Exercise objective:
Each line of the data below that holds the word "true" is to be reported in full.

[Stored records]
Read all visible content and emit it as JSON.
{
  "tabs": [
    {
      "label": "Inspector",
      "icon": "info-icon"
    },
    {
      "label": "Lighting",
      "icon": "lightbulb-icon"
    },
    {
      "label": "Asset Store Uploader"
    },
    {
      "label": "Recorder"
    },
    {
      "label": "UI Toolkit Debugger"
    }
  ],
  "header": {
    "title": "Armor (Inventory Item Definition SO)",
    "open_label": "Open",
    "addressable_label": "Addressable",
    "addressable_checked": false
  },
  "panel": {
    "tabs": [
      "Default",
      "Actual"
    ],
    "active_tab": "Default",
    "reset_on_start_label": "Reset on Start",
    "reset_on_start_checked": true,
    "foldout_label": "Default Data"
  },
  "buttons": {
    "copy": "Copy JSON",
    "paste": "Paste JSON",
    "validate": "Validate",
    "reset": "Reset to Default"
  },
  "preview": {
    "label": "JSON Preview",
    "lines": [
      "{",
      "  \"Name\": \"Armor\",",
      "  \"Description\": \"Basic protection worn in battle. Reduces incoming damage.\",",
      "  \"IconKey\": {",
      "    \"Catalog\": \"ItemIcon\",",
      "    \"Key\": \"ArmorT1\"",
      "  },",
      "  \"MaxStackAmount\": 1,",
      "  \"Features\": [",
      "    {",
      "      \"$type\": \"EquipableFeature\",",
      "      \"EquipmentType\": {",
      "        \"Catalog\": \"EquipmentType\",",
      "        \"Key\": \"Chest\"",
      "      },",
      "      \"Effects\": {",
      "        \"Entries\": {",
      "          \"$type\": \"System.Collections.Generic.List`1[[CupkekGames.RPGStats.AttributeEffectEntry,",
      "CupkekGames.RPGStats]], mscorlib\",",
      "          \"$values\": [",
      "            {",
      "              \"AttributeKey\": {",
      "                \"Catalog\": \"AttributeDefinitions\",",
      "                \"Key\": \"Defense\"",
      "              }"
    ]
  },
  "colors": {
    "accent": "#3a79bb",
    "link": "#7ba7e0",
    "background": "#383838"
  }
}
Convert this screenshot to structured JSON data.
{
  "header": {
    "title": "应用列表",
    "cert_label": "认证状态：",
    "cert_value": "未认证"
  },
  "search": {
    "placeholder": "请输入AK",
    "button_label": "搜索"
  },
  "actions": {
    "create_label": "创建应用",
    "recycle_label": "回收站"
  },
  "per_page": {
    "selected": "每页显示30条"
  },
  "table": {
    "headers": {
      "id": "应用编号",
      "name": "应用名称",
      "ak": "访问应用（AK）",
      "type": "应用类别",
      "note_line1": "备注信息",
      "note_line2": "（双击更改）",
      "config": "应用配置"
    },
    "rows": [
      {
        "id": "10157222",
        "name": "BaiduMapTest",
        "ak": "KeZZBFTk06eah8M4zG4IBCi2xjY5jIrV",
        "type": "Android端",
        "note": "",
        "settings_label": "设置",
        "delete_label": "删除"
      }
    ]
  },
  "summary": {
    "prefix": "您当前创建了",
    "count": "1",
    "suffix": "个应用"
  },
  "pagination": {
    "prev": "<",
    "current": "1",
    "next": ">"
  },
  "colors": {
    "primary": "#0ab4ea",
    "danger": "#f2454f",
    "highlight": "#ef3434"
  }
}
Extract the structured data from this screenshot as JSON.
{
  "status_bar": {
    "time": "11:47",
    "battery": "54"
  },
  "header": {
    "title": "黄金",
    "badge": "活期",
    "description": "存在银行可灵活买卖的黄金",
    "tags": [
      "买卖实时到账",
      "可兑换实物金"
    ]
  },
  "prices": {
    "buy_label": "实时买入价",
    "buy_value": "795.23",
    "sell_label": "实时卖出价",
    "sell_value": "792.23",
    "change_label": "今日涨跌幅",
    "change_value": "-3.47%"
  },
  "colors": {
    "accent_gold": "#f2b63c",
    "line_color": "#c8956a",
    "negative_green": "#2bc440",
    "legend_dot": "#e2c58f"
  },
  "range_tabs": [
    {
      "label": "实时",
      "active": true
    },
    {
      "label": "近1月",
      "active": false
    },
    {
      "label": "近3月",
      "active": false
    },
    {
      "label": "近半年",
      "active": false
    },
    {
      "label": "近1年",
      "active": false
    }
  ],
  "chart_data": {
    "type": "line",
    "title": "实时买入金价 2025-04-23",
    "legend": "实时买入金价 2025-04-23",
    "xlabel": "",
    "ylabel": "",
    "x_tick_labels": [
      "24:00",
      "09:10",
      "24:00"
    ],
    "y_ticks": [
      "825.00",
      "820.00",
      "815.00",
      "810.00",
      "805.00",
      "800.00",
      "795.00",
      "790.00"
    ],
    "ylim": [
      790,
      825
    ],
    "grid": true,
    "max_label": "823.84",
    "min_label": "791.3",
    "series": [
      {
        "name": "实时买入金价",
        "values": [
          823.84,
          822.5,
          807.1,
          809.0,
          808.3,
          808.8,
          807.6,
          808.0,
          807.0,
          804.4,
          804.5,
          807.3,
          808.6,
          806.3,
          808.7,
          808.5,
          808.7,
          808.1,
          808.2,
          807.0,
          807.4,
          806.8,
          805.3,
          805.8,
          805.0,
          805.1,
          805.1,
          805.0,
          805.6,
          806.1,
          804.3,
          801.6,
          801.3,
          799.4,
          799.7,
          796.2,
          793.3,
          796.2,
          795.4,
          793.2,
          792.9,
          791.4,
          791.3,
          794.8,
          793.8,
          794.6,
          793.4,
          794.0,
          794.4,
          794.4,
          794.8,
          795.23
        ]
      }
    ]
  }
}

Result of the task:
    "reset_on_start_checked": true,
      "active": true
    "grid": true,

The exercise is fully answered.